▶ [Activity]: Give the number of lines in the data below that contain "title", with no other words.

########################################

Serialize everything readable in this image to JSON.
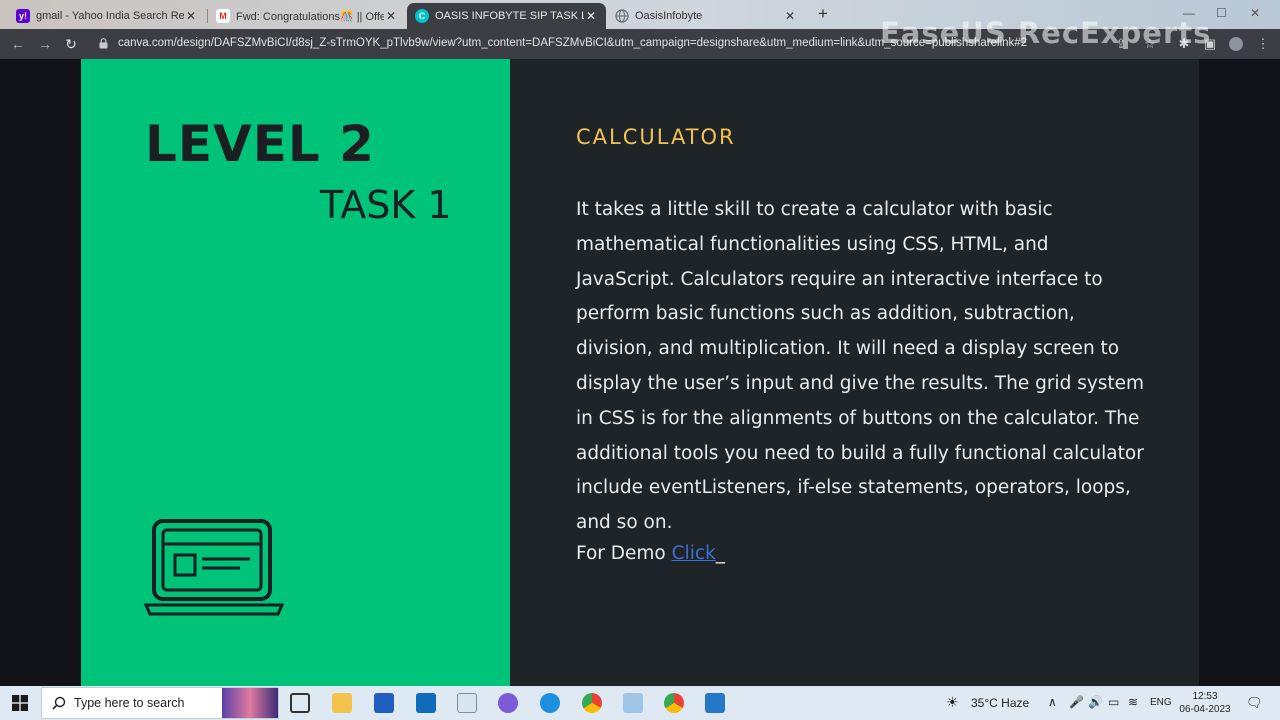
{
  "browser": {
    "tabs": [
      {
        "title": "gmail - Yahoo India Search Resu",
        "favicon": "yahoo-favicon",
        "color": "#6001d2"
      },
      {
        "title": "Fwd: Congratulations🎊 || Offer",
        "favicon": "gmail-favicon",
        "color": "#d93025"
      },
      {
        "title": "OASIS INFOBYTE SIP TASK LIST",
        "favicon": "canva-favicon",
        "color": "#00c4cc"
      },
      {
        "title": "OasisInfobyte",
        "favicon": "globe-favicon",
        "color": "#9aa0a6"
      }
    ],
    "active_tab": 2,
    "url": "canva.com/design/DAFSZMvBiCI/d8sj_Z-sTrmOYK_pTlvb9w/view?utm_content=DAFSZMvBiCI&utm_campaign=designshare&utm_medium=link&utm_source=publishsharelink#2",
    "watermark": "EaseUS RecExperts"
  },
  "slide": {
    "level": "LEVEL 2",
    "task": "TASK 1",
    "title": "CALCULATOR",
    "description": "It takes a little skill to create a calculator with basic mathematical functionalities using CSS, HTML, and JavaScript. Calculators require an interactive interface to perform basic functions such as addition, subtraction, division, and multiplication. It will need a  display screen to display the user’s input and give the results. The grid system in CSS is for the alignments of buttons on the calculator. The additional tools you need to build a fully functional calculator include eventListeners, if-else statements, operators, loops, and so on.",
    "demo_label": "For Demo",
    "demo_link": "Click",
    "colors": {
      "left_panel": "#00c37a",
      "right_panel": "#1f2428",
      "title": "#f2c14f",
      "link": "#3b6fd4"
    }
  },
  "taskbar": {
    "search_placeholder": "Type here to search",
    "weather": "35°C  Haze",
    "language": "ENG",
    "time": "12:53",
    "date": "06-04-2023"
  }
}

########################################

▶ [Solved exercise]: 6